14 Principles for Tackling Information Overload
Are you suffering from information overload? Let these principles guide you as you take control of your information.
Principle 1: Take Responsibility
Accept responsibility for your information assets. This is your information, your problem. You can and will be able to take charge.
Principle 2: Apply Effort
Accept that managing your notes takes time and effort.
Your aim should be to get more value from your information than you’re putting in to maintaining it.
If you don’t get that value, just dump the information.
Principle 3: Know the Value of Your Information
Not all information is created equal.
In order to be worth keeping, your information must be:
- Applicable to a problem you want to solve, either now or in the future
- Able to make a significant contribution towards the solution
- Easy to locate when you need it
- Easy to apply to the problem.
De-cluttering your information will depend on assessing each information item against these criteria.
Some of your information is high-value already, whereas the value of other information may need to be enhanced with little work, the rest.
The rest is clutter, and needs to be disposed of.
Principle 4: Know Your Goals
In order to have value, information needs a purpose.
In order to have value to you, your information needs a purpose that is related to what you’re trying to achieve.
Decide what you’re trying to achieve in your life. This may include a grand over-arching purpose, and will certainly encompass the day-to-day running of your life. Without a clear idea of what you’re trying to achieve, you will be unable to place proper value on your assets – your time, finance, information and so forth.
Principle 5: Develop a Strategy
The Two Areas to Tackle
There are two basic areas you need to tackle:
- Your information backlog
- Your tendency to add new information
You plan should be to develop strategies that will tackle both of these areas, and then build habits that help you implement these strategies. Some of the solutions you come up with will work for both, others will only tackle one or the other.
Principle 6: Accept Imperfection
Recognise that when you reduce the information you hold, you will inevitably make mistakes. That’s OK. Sometimes you’ll fail to capture information that you need, or you’ll miss-file it or it will be illegible or whatever. Don’t worry – few of these incidences are end-of-the-world territory. In fact, occasional lapses like this are beneficial, in that they are:
- Often cheaper than the cost of information hoarding
- valuable learning experiences in that they teach you what really matters to you
Principle 7: Allow for Information Growth
We are constantly acquiring new information.
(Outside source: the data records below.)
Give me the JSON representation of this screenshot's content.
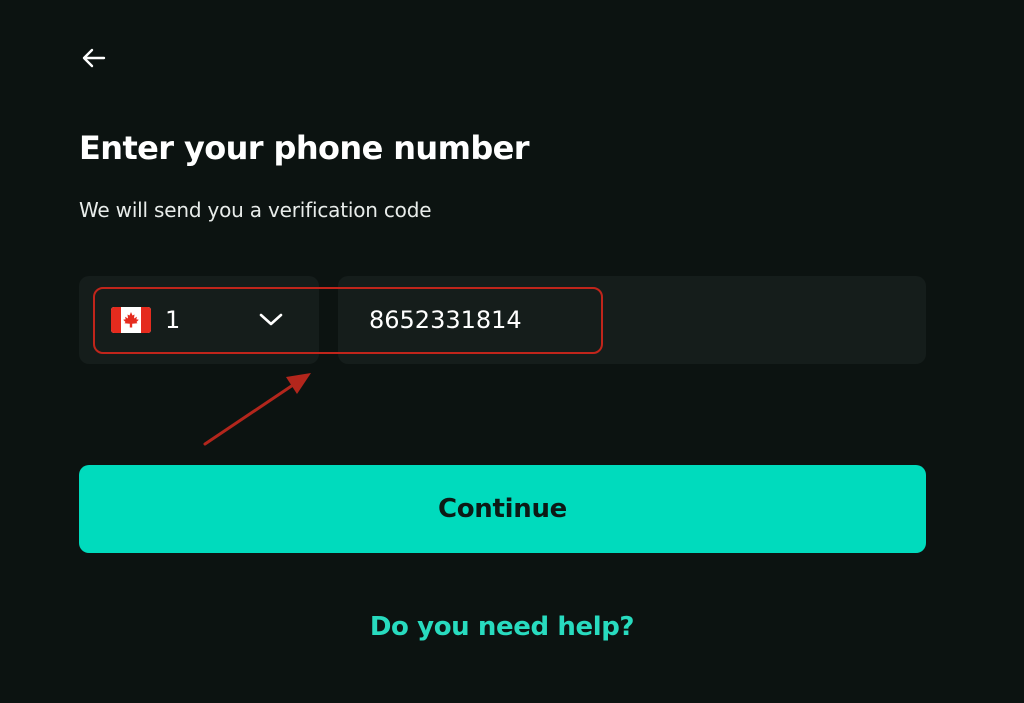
{
  "header": {
    "back_icon": "arrow-left-icon"
  },
  "content": {
    "title": "Enter your phone number",
    "subtitle": "We will send you a verification code"
  },
  "phone_form": {
    "country": {
      "flag_icon": "canada-flag-icon",
      "dial_code": "1",
      "dropdown_icon": "chevron-down-icon"
    },
    "phone_number": "8652331814"
  },
  "actions": {
    "continue_label": "Continue",
    "help_label": "Do you need help?"
  },
  "colors": {
    "background": "#0c1311",
    "field_background": "#151d1b",
    "accent": "#00dbbd",
    "link": "#28dbbf",
    "annotation": "#c0251b"
  }
}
Accept that you’ll always hold more information that you strictly need: the important thing is that you can find the important stuff when you need it, and that when you find it, it is easily applied.
For paper notes, I suggest a decent filing system. For digital notes, I suggest a system that allows tagging and search.
Principle 8: Use Simple Systems
You need systems to manage your information effectively.
Keep the number of systems you use to a minimum. One email address, one notes application, one calendar, etc. No one system will work for everything, but the more systems you employ, the harder your job will be.
Use the simplest systems possible.
Principle 9: Focus on Big Wins
Focus on the areas where you’ll make the biggest gains most quickly.
For example, it is fairly easy to eliminate the junk email by simply un-subscribing from mailing lists. Where you can, do so.
Principle 10: Build Habits
Take action regularly. Setting aside regular times for dealing with informational clutter (or any other type) will help you reduce it.
Principle 11: Automate
Where possible, automate. I found, for example, that a sticker on your front door that requests no junk automatically eliminates a significant amount of paperwork from your life. Similarly, email rules can ensure that certain types of information automatically make their way to the right folders.
Principle 12: Delegate
Where possible, delegate. Getting my 9-year old son to sort his own magazines is better than doing it myself.
Principle 13: Filter
Where possible, filter your inputs. Filters can be automatic or manual. Automatic filters (spam filters, a sign on the door requesting no junk mail etc.) are most effective.
Principle 14: Organise
Where possible, make information easily searchable. A good system of organisation can help with this, as can good software.
Image courtesy Hemera, used under licence.